"So it just protects (Rees) more when you have that kind of versatility to your offense."
What finally prompted Kelly to play Hendrix Saturday was Hendrix taking a quantum leap during a week in which the pre-med major had the added challenge of trying to knock out midterm exams.
"I think the main thing was that I was clean in practice," Hendrix said. "I didn’t make a lot of senseless errors. I was just studying my package and applying everything (Air Force) could have possibly done."
His swollen ankle will keep the junior from Laie, Hawaii out of the workouts for the upcoming bye week but did not deter him on Saturday.
Yes, Te’o recorded 10 tackles, 2½ for loss, and a pass break-up all on a bad wheel.
"He had a slight sprain on Wednesday in practice and we kept (him) limited," Kelly revealed. "But even with his limited ability, he was an impact player.
"He's an amazing football player. I mean, he does things each and every week that sometimes defy what the average player would be able to accomplish. You know, he was hobbled (against) an offense that requires the linebacker to be integral in what happens, and he played very, very well."
The vaunted freshman more than bounced back from a suspension against Purdue (Oct. 1) for missing class with the most impacting game of his fledgling career, on Saturday.
Tuitt apologized to his teammates, stayed away from excuses, then went out and recorded five tackles in the Air Force win. And the double-teams he commanded also freed up his teammates to make plays.
"If we are giving out helmet stickers, Stephon Tuitt gets it," Kelly said. "He and (Darius) Fleming were outstanding.
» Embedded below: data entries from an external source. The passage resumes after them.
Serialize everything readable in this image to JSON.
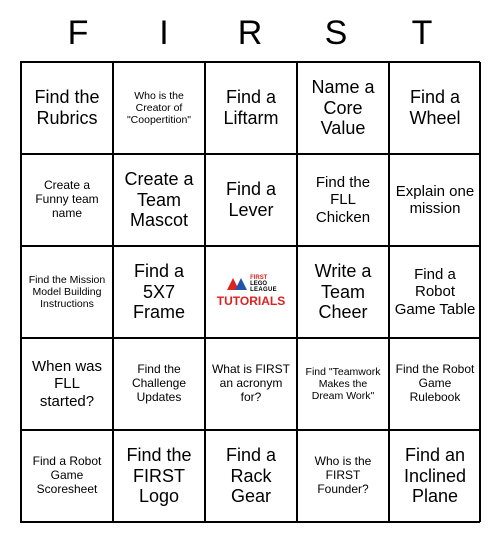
{
  "header": [
    "F",
    "I",
    "R",
    "S",
    "T"
  ],
  "grid": [
    [
      {
        "text": "Find the Rubrics",
        "size": "lg"
      },
      {
        "text": "Who is the Creator of \"Coopertition\"",
        "size": "xs"
      },
      {
        "text": "Find a Liftarm",
        "size": "lg"
      },
      {
        "text": "Name a Core Value",
        "size": "lg"
      },
      {
        "text": "Find a Wheel",
        "size": "lg"
      }
    ],
    [
      {
        "text": "Create a Funny team name",
        "size": "sm"
      },
      {
        "text": "Create a Team Mascot",
        "size": "lg"
      },
      {
        "text": "Find a Lever",
        "size": "lg"
      },
      {
        "text": "Find the FLL Chicken",
        "size": "md"
      },
      {
        "text": "Explain one mission",
        "size": "md"
      }
    ],
    [
      {
        "text": "Find the Mission Model Building Instructions",
        "size": "xs"
      },
      {
        "text": "Find a 5X7 Frame",
        "size": "lg"
      },
      {
        "text": "",
        "size": "center"
      },
      {
        "text": "Write a Team Cheer",
        "size": "lg"
      },
      {
        "text": "Find a Robot Game Table",
        "size": "md"
      }
    ],
    [
      {
        "text": "When was FLL started?",
        "size": "md"
      },
      {
        "text": "Find the Challenge Updates",
        "size": "sm"
      },
      {
        "text": "What is FIRST an acronym for?",
        "size": "sm"
      },
      {
        "text": "Find \"Teamwork Makes the Dream Work\"",
        "size": "xs"
      },
      {
        "text": "Find the Robot Game Rulebook",
        "size": "sm"
      }
    ],
    [
      {
        "text": "Find a Robot Game Scoresheet",
        "size": "sm"
      },
      {
        "text": "Find the FIRST Logo",
        "size": "lg"
      },
      {
        "text": "Find a Rack Gear",
        "size": "lg"
      },
      {
        "text": "Who is the FIRST Founder?",
        "size": "sm"
      },
      {
        "text": "Find an Inclined Plane",
        "size": "lg"
      }
    ]
  ],
  "center": {
    "line1": "FIRST",
    "line2": "LEGO",
    "line3": "LEAGUE",
    "tutorials": "TUTORIALS"
  }
}
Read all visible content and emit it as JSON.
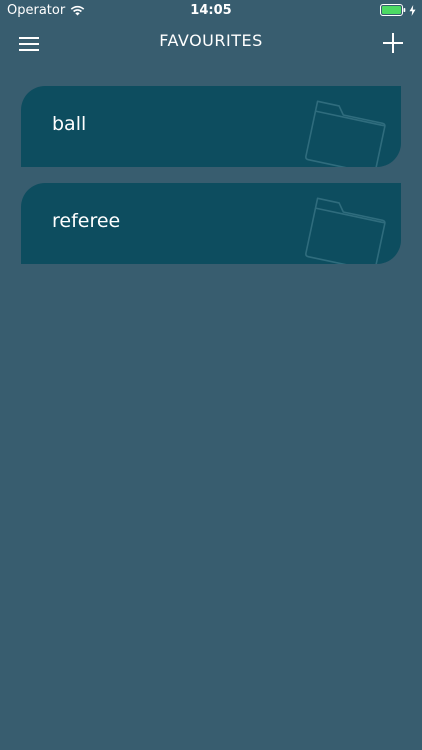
{
  "status_bar": {
    "carrier": "Operator",
    "time": "14:05",
    "icons": [
      "wifi-icon",
      "battery-icon",
      "charging-bolt-icon"
    ],
    "battery_color": "#4cd964"
  },
  "nav": {
    "title": "FAVOURITES",
    "left_icon": "hamburger-menu-icon",
    "right_icon": "plus-icon"
  },
  "folders": [
    {
      "label": "ball",
      "icon": "folder-icon"
    },
    {
      "label": "referee",
      "icon": "folder-icon"
    }
  ],
  "colors": {
    "background": "#385d6f",
    "card": "#0d4d5f",
    "text": "#ffffff"
  }
}
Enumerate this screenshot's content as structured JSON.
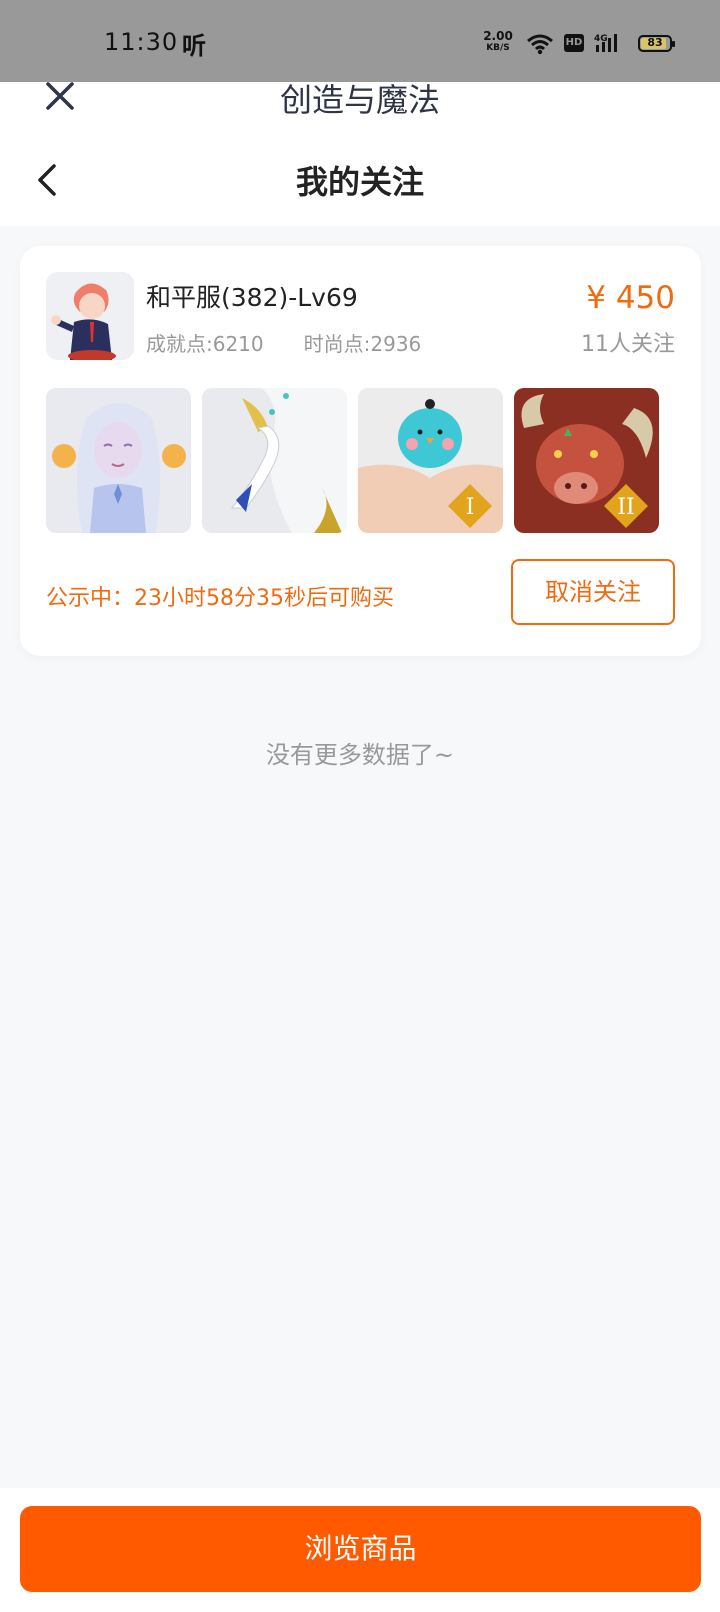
{
  "status_bar": {
    "time": "11:30",
    "extra": "听",
    "net_speed": "2.00",
    "net_unit": "KB/S",
    "hd": "HD",
    "signal_label": "4G",
    "battery": "83"
  },
  "header": {
    "app_title": "创造与魔法",
    "page_title": "我的关注",
    "close_icon": "close-icon",
    "back_icon": "chevron-left-icon"
  },
  "listing": {
    "server": "和平服(382)-Lv69",
    "achievement": "成就点:6210",
    "fashion": "时尚点:2936",
    "price": "¥ 450",
    "followers": "11人关注",
    "notice": "公示中：23小时58分35秒后可购买",
    "unfollow_label": "取消关注",
    "thumbnails": [
      "pet-spirit-thumbnail",
      "swan-mount-thumbnail",
      "bird-pet-thumbnail",
      "demon-mount-thumbnail"
    ],
    "thumb_badges": [
      "I",
      "II"
    ]
  },
  "footer": {
    "no_more": "没有更多数据了~",
    "browse_label": "浏览商品"
  },
  "colors": {
    "accent": "#ff5a00",
    "price_text": "#f06a10",
    "status_bar": "#999999",
    "page_bg": "#f7f8fa"
  }
}
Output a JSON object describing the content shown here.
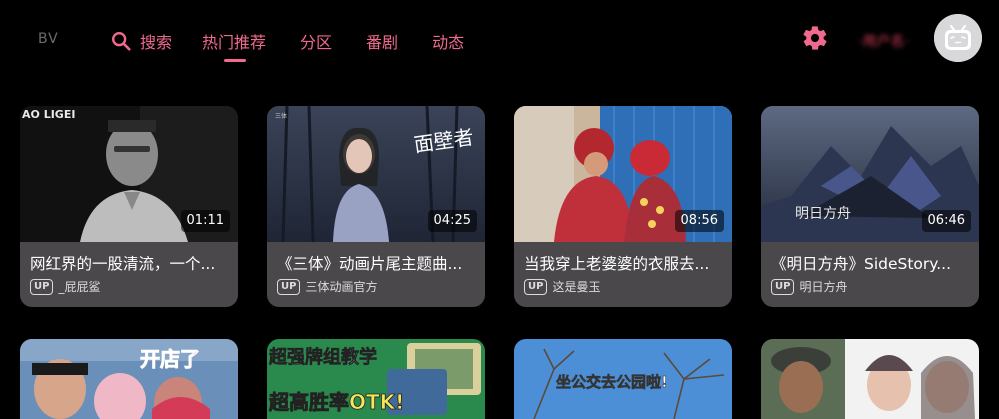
{
  "app": {
    "logo": "BV"
  },
  "nav": {
    "search": "搜索",
    "items": [
      "热门推荐",
      "分区",
      "番剧",
      "动态"
    ],
    "active_index": 0
  },
  "user": {
    "name": "·用户名·"
  },
  "colors": {
    "accent": "#f06a8e",
    "card_bg": "#4a484b",
    "background": "#000000"
  },
  "videos": [
    {
      "title": "网红界的一股清流，一个...",
      "up_badge": "UP",
      "uploader": "_屁屁鲨",
      "duration": "01:11",
      "thumb_text": "AO LIGEI"
    },
    {
      "title": "《三体》动画片尾主题曲...",
      "up_badge": "UP",
      "uploader": "三体动画官方",
      "duration": "04:25",
      "thumb_text": "面壁者"
    },
    {
      "title": "当我穿上老婆婆的衣服去...",
      "up_badge": "UP",
      "uploader": "这是曼玉",
      "duration": "08:56"
    },
    {
      "title": "《明日方舟》SideStory...",
      "up_badge": "UP",
      "uploader": "明日方舟",
      "duration": "06:46",
      "thumb_text": "明日方舟"
    }
  ],
  "row2": [
    {
      "thumb_text": "开店了"
    },
    {
      "thumb_text": "超强牌组教学",
      "thumb_text2": "超高胜率OTK!"
    },
    {
      "thumb_text": "坐公交去公园啦!"
    },
    {
      "thumb_text": ""
    }
  ]
}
Tuitt was as good (Saturday) as Aaron Lynch has been at times. Tuitt showed that kind of play against Air Force."
And the 6-6½, 295-pound defensive end did it playing nose guard, not the position for which he was recruited. So where is his future?
"He's got great versatility," Kelly said. "He can play inside and outside, and he's just a rare combination, where Aaron is more suited on the outside. Tuitt can play both inside and out, just because of his length and his athletic ability."
The 5-10, 230-pound senior from Pontiac, Mich., found inspiration for his final season in Notre Dame’s past.
During ND’s fantasy camp this past summer, Irish legends Jerome Bettis and Nick Eddy were among the former ND standouts to matriculate back to campus to be part of that event.
They each took the opportunity to seek out Jones, after which Kelly saw a seismic shift in the aspiring stand-up comic’s on-field attitude.
"I thought he was a little bit silly (before)," Kelly said. "You can be who you are, and I think that’s good. I don’t want them all to be the same. But you can’t bring that to practice. And that’s what changed this year. I’ve seen a difference in his demeanor (since then)."